__Task input__.

- Opening Delimiter -

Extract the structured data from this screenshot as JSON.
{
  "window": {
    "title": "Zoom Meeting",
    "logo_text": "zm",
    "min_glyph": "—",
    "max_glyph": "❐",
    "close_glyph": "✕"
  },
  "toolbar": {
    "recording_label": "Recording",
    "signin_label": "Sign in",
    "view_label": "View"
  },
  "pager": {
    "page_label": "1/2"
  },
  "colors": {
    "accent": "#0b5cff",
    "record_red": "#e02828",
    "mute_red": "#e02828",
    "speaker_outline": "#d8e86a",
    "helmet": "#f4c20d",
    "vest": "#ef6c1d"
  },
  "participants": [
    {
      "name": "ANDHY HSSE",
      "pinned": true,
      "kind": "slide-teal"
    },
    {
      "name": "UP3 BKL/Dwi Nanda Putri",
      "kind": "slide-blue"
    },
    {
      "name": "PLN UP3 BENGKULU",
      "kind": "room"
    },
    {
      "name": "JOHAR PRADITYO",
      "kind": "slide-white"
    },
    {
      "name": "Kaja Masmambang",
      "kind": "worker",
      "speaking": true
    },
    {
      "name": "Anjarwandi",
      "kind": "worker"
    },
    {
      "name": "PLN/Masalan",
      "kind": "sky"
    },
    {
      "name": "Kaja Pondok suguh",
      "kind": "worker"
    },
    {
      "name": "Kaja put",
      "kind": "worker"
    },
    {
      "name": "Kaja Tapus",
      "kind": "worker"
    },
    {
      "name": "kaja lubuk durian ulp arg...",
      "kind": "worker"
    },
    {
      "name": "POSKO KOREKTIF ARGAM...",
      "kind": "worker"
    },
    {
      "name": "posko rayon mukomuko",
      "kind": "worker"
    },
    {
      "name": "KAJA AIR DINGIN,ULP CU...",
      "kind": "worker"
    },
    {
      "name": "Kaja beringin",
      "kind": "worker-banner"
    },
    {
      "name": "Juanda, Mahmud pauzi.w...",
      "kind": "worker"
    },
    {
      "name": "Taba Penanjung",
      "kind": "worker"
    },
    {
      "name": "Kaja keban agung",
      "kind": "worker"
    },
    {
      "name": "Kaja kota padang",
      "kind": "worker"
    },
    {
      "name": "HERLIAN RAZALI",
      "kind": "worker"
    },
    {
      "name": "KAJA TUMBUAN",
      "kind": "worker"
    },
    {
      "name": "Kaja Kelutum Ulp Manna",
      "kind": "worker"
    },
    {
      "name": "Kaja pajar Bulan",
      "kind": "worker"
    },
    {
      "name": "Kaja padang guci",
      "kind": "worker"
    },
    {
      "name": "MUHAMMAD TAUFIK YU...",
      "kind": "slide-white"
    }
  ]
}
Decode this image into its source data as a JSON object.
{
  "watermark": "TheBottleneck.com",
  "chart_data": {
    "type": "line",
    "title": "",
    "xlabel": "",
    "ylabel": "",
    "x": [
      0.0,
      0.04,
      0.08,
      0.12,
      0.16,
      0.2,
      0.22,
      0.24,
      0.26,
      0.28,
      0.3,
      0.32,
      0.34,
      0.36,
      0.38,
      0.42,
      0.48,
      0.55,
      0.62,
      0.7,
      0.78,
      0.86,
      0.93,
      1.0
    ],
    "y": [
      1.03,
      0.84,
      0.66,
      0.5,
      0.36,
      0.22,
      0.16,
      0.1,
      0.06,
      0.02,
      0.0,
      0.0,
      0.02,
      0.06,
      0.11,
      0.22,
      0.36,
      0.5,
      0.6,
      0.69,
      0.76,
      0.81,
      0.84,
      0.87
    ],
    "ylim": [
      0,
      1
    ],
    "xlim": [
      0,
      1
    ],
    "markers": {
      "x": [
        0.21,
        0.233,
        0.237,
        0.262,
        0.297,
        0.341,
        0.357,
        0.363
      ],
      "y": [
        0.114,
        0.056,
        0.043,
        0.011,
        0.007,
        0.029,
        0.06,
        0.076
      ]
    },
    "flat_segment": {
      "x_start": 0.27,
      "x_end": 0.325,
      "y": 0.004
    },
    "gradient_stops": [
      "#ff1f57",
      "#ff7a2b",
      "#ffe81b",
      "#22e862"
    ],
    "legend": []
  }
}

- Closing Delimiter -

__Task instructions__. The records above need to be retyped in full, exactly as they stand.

__Exercise output__.
Extract the structured data from this screenshot as JSON.
{
  "window": {
    "title": "Zoom Meeting",
    "logo_text": "zm",
    "min_glyph": "—",
    "max_glyph": "❐",
    "close_glyph": "✕"
  },
  "toolbar": {
    "recording_label": "Recording",
    "signin_label": "Sign in",
    "view_label": "View"
  },
  "pager": {
    "page_label": "1/2"
  },
  "colors": {
    "accent": "#0b5cff",
    "record_red": "#e02828",
    "mute_red": "#e02828",
    "speaker_outline": "#d8e86a",
    "helmet": "#f4c20d",
    "vest": "#ef6c1d"
  },
  "participants": [
    {
      "name": "ANDHY HSSE",
      "pinned": true,
      "kind": "slide-teal"
    },
    {
      "name": "UP3 BKL/Dwi Nanda Putri",
      "kind": "slide-blue"
    },
    {
      "name": "PLN UP3 BENGKULU",
      "kind": "room"
    },
    {
      "name": "JOHAR PRADITYO",
      "kind": "slide-white"
    },
    {
      "name": "Kaja Masmambang",
      "kind": "worker",
      "speaking": true
    },
    {
      "name": "Anjarwandi",
      "kind": "worker"
    },
    {
      "name": "PLN/Masalan",
      "kind": "sky"
    },
    {
      "name": "Kaja Pondok suguh",
      "kind": "worker"
    },
    {
      "name": "Kaja put",
      "kind": "worker"
    },
    {
      "name": "Kaja Tapus",
      "kind": "worker"
    },
    {
      "name": "kaja lubuk durian ulp arg...",
      "kind": "worker"
    },
    {
      "name": "POSKO KOREKTIF ARGAM...",
      "kind": "worker"
    },
    {
      "name": "posko rayon mukomuko",
      "kind": "worker"
    },
    {
      "name": "KAJA AIR DINGIN,ULP CU...",
      "kind": "worker"
    },
    {
      "name": "Kaja beringin",
      "kind": "worker-banner"
    },
    {
      "name": "Juanda, Mahmud pauzi.w...",
      "kind": "worker"
    },
    {
      "name": "Taba Penanjung",
      "kind": "worker"
    },
    {
      "name": "Kaja keban agung",
      "kind": "worker"
    },
    {
      "name": "Kaja kota padang",
      "kind": "worker"
    },
    {
      "name": "HERLIAN RAZALI",
      "kind": "worker"
    },
    {
      "name": "KAJA TUMBUAN",
      "kind": "worker"
    },
    {
      "name": "Kaja Kelutum Ulp Manna",
      "kind": "worker"
    },
    {
      "name": "Kaja pajar Bulan",
      "kind": "worker"
    },
    {
      "name": "Kaja padang guci",
      "kind": "worker"
    },
    {
      "name": "MUHAMMAD TAUFIK YU...",
      "kind": "slide-white"
    }
  ]
}
Decode this image into its source data as a JSON object.
{
  "watermark": "TheBottleneck.com",
  "chart_data": {
    "type": "line",
    "title": "",
    "xlabel": "",
    "ylabel": "",
    "x": [
      0.0,
      0.04,
      0.08,
      0.12,
      0.16,
      0.2,
      0.22,
      0.24,
      0.26,
      0.28,
      0.3,
      0.32,
      0.34,
      0.36,
      0.38,
      0.42,
      0.48,
      0.55,
      0.62,
      0.7,
      0.78,
      0.86,
      0.93,
      1.0
    ],
    "y": [
      1.03,
      0.84,
      0.66,
      0.5,
      0.36,
      0.22,
      0.16,
      0.1,
      0.06,
      0.02,
      0.0,
      0.0,
      0.02,
      0.06,
      0.11,
      0.22,
      0.36,
      0.5,
      0.6,
      0.69,
      0.76,
      0.81,
      0.84,
      0.87
    ],
    "ylim": [
      0,
      1
    ],
    "xlim": [
      0,
      1
    ],
    "markers": {
      "x": [
        0.21,
        0.233,
        0.237,
        0.262,
        0.297,
        0.341,
        0.357,
        0.363
      ],
      "y": [
        0.114,
        0.056,
        0.043,
        0.011,
        0.007,
        0.029,
        0.06,
        0.076
      ]
    },
    "flat_segment": {
      "x_start": 0.27,
      "x_end": 0.325,
      "y": 0.004
    },
    "gradient_stops": [
      "#ff1f57",
      "#ff7a2b",
      "#ffe81b",
      "#22e862"
    ],
    "legend": []
  }
}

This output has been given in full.